Please copy each line below that contains the word "name".

───── RECORDED INFORMATION ─────

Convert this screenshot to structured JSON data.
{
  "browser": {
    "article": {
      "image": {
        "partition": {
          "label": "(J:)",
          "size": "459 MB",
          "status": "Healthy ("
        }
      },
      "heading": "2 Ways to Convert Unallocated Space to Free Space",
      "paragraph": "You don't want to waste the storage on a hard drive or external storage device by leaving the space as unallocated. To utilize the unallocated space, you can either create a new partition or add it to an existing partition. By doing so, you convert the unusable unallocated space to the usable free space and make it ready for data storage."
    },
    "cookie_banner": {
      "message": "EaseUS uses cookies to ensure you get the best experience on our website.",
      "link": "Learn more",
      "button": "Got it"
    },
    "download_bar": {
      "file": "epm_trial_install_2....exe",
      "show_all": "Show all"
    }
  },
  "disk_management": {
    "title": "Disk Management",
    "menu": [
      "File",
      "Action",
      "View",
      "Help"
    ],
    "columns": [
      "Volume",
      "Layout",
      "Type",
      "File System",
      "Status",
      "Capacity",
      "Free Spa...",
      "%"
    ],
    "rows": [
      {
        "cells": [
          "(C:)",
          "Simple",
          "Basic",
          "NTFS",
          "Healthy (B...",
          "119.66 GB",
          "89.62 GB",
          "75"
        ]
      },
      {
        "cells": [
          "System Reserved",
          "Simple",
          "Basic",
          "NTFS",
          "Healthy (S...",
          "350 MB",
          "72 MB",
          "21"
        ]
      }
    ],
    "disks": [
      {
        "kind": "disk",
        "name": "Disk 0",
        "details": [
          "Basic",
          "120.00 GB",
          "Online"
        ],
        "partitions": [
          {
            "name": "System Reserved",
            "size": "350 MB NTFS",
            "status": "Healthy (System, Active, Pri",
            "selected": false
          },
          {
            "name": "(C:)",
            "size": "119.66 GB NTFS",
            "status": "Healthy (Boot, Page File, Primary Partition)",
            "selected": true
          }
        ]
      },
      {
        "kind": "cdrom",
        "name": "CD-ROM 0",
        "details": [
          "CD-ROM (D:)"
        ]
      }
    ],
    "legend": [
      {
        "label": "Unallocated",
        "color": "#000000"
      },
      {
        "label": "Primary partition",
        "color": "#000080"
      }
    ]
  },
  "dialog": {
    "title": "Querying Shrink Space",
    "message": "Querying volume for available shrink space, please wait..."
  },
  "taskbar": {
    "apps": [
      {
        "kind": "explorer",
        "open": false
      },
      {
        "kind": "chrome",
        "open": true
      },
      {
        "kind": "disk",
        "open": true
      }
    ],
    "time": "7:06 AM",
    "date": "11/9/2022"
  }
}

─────

• _EXERCISE RESPONSE_
        "name": "Disk 0",
            "name": "System Reserved",
            "name": "(C:)",
        "name": "CD-ROM 0",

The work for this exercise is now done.